Working data =>
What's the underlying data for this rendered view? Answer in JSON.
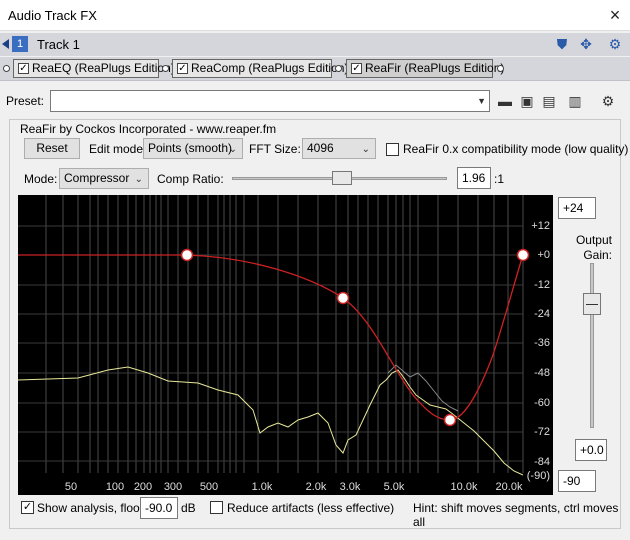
{
  "window": {
    "title": "Audio Track FX",
    "close_label": "×"
  },
  "track": {
    "number": "1",
    "name": "Track 1"
  },
  "fx_chain": [
    {
      "label": "ReaEQ (ReaPlugs Edition)",
      "checked": true
    },
    {
      "label": "ReaComp (ReaPlugs Edition)",
      "checked": true
    },
    {
      "label": "ReaFir (ReaPlugs Edition)",
      "checked": true
    }
  ],
  "preset": {
    "label": "Preset:",
    "value": ""
  },
  "plugin": {
    "title": "ReaFir by Cockos Incorporated - www.reaper.fm",
    "reset_label": "Reset",
    "edit_mode_label": "Edit mode:",
    "edit_mode_value": "Points (smooth)",
    "fft_size_label": "FFT Size:",
    "fft_size_value": "4096",
    "compat_label": "ReaFir 0.x compatibility mode (low quality)",
    "compat_checked": false,
    "mode_label": "Mode:",
    "mode_value": "Compressor",
    "comp_ratio_label": "Comp Ratio:",
    "comp_ratio_value": "1.96",
    "comp_ratio_suffix": ":1",
    "top_db_value": "+24",
    "bottom_db_value": "-90",
    "output_gain_label": "Output Gain:",
    "output_gain_value": "+0.0",
    "show_analysis_label": "Show analysis, floor:",
    "show_analysis_checked": true,
    "floor_value": "-90.0",
    "floor_unit": "dB",
    "reduce_artifacts_label": "Reduce artifacts (less effective)",
    "reduce_artifacts_checked": false,
    "hint": "Hint: shift moves segments, ctrl moves all"
  },
  "graph": {
    "freq_labels": [
      "50",
      "100",
      "200",
      "300",
      "500",
      "1.0k",
      "2.0k",
      "3.0k",
      "5.0k",
      "10.0k",
      "20.0k"
    ],
    "db_labels": [
      "+12",
      "+0",
      "-12",
      "-24",
      "-36",
      "-48",
      "-60",
      "-72",
      "-84",
      "(-90)"
    ],
    "curve_color": "#cc2222",
    "analysis_color": "#e8e89a"
  }
}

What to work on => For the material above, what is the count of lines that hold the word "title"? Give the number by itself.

The answer => 2